Skip to content

How to build Consensus as a Facilitator Part 3: Strengthening good ideas


Strengthening good ideas

Strengthening Good Ideas is a type of thinking. It encompasses questions such as, “What resources will we need to make this work?,  Do we have them?” and “Who else should take a look at this idea?”

By having a shared goal and understanding of the problem, groups can focus and brainstorm on solutions without much facilitation

Clarifying evaluation criteria

When meeting participants come up with several brainstorming items, selection criteria to reduce the number of items might help. Facilitate the brainstorming of new ideas and ask participants to add to a flip chart with sticky notes. Then use another flip chart to consider what is the selection criteria so that we can reduce the items on the first list to about five items
Using the selection criteria to ask the participants to reduce the number of items on the first list. Discuss with each other to ensure that all voices are heard.
At the end give everyone some votes (you can use a technique like dot voting to facilitate this final step)

Payoffs and risks

Imagine you have some budget and the proposals in hand have payoffs and risks.  Let’s say you want to buy an electric car and it happens to be a Tesla. The Tesla will ensure you never pay for gas again, good for the environment as well several tax breaks.  The issue is you need the car now and if you order a Tesla now, it will take 3 months to get it. Another car not an electric vehicle can be picked up tomorrow but will not have the same benefits.  

On one flip chart list the payoffs and on another flip chart list the risks associated with the decision.  On a third flip chart title the page “Ways to reduce risks” Discuss the options you have in front of you, the budget you have and the costs associated with each decision

Can we really make this work?

A group decided to organize a cricket series with six teams for charity but did not know what it meant to organize it and what challenges they would have. They announced it. As they went through organizing, calling all teams and players, and ensuring there is availability, one of them fell sick and the other got a major assignment at work. 

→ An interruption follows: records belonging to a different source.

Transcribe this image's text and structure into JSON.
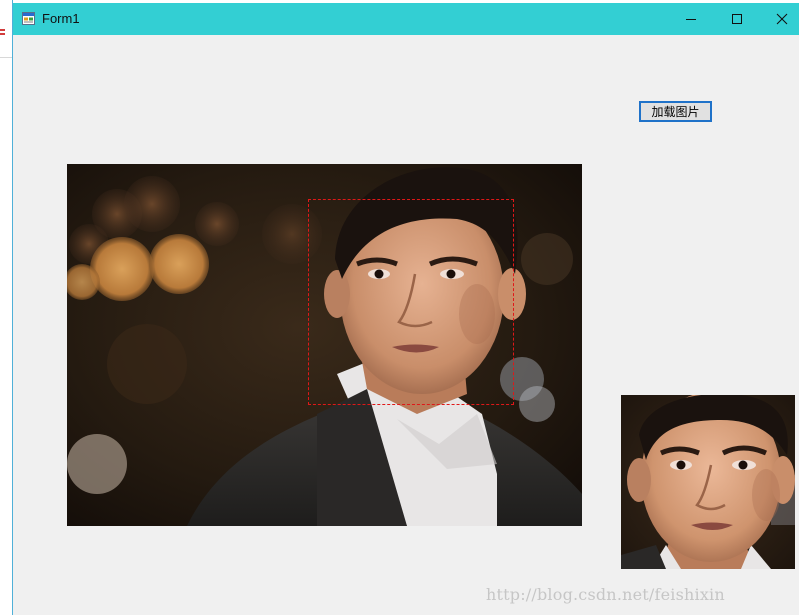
{
  "window": {
    "title": "Form1",
    "icon": "winforms-app-icon",
    "controls": {
      "minimize_icon": "minimize-icon",
      "maximize_icon": "maximize-icon",
      "close_icon": "close-icon"
    }
  },
  "toolbar": {
    "load_image_label": "加载图片"
  },
  "pictures": {
    "main": {
      "content": "portrait-photo",
      "face_box_color": "#e01818"
    },
    "crop": {
      "content": "face-crop-photo"
    }
  },
  "watermark": {
    "text": "http://blog.csdn.net/feishixin"
  },
  "colors": {
    "titlebar": "#33cfd3",
    "client": "#f0f0f0",
    "button_border": "#1f72c9",
    "face_box": "#e01818"
  }
}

As a facilitator for this group, ask the group to list out the major tasks required to be done to achieve this series

Ask the group to list out the absolutely necessary tasks and break them into small doable tasks. As they break down tasks, ask them to ask each other if we can really make this really work?  They start to find tasks to eliminate and also brainstorm other people that they might be able to outsource the work.


Scrum, Product Management, and DevOps: Simplifying the jargon

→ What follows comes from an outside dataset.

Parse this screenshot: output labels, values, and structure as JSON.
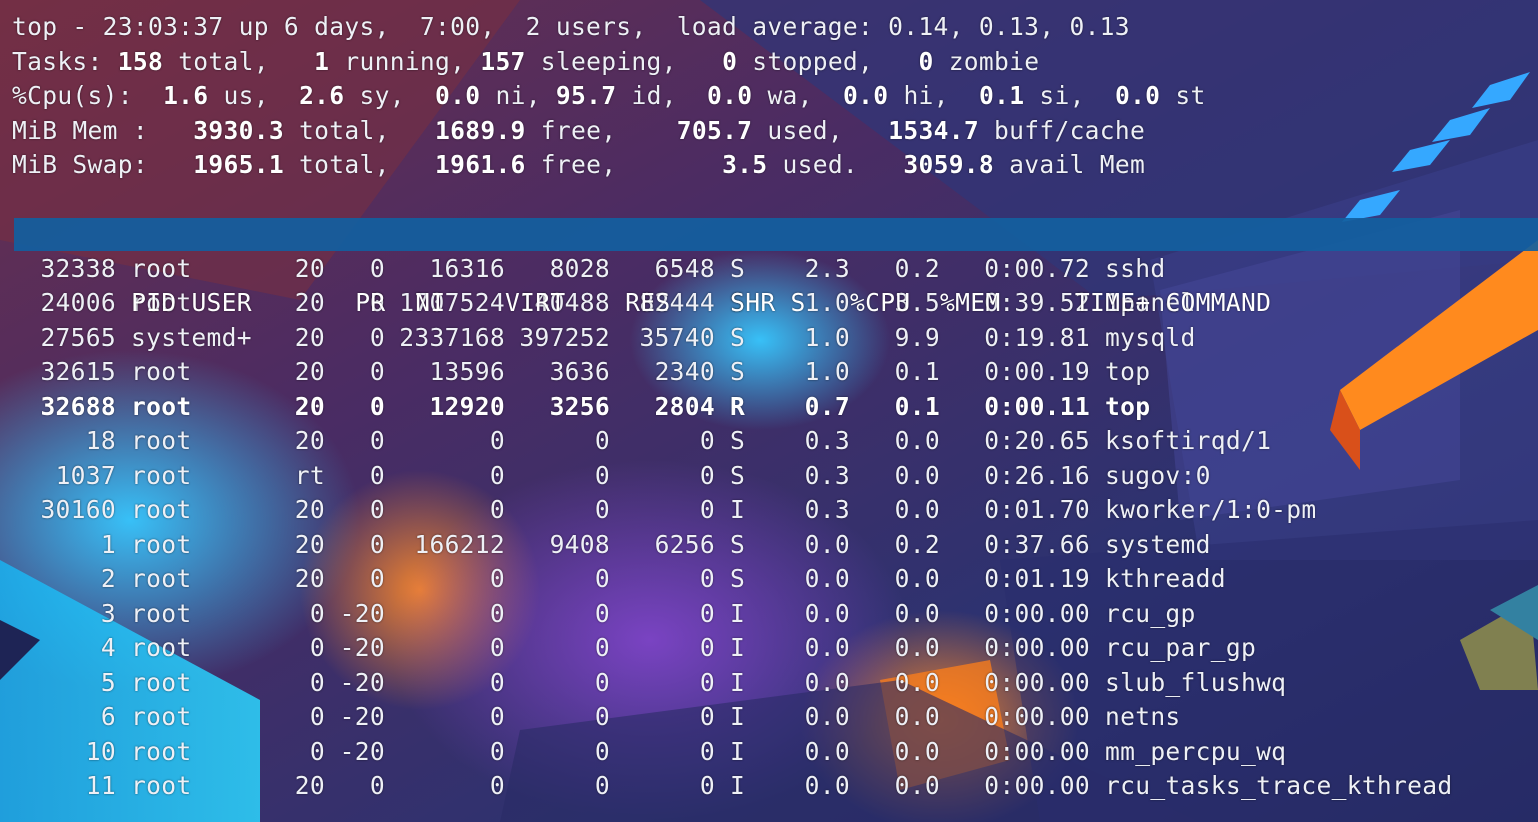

The internet and social media are full of Agile, Scrum, Product Management, and DevOps jargon, including incorrect and misunderstood concepts. This could be problematic for a learner seeking knowledge. Without a course with Scrum Alliance,, or DevOps Institute, this knowledge is difficult to achieve.

The Concepts & Beyond blog is a free suite of articles and videos packaged in tiny chunks. You will learn or refine your knowledge and skills to help your team and organization be effective. When you want to take your knowledge further, we invite you to join us for our  Certified ScrumMaster(CSM),  Certified Scrum Product Owner (CSPO), Certified DevOps Engineering Foundations (DOEF) and Training from the Back of The Room courses across the USA and Canada.

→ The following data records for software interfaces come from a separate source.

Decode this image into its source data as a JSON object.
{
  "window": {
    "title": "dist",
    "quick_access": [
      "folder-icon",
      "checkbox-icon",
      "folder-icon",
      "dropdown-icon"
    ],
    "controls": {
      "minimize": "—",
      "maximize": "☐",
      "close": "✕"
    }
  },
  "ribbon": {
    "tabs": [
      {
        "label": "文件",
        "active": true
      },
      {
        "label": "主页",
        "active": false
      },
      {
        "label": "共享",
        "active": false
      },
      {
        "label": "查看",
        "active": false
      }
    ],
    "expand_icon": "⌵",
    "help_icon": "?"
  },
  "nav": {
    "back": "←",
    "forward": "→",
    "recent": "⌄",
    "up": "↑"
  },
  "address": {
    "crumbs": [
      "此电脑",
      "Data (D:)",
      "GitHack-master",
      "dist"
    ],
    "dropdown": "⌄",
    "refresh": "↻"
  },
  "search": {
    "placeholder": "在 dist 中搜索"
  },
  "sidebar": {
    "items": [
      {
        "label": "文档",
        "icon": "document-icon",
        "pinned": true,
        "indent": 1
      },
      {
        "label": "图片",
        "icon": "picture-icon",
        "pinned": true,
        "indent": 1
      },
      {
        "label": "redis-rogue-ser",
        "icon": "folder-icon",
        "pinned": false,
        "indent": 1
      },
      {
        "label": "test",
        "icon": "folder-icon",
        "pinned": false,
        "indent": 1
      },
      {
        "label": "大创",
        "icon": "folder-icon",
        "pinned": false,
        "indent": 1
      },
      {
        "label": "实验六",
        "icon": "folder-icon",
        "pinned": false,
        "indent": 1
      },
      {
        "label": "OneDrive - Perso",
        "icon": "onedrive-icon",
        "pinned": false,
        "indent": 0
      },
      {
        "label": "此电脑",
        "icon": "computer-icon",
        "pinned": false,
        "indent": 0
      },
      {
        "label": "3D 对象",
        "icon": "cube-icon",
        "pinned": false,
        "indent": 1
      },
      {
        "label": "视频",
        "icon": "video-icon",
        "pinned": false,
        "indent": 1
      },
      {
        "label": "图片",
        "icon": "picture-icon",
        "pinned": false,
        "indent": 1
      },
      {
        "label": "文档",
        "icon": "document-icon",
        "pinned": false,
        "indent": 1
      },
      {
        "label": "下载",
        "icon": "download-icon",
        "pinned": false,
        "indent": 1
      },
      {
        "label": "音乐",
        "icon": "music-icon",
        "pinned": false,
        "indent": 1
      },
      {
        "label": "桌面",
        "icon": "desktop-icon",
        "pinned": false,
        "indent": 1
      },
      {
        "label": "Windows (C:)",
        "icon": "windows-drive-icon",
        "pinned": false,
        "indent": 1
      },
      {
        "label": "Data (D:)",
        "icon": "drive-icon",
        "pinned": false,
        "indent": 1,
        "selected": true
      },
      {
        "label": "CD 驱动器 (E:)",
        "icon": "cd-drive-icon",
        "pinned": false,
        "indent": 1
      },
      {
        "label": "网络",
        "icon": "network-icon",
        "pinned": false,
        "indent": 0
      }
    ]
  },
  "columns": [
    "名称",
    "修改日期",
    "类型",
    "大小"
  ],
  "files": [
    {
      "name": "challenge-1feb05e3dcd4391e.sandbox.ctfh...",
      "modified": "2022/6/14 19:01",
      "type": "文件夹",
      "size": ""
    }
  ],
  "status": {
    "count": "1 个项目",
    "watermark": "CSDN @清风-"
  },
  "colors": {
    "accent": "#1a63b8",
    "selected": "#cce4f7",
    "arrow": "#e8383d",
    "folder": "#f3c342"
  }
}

Blog adapted from my learning from Facilitator’s guide to participatory design

Join the conversation

Your email address will not be published. Required fields are marked *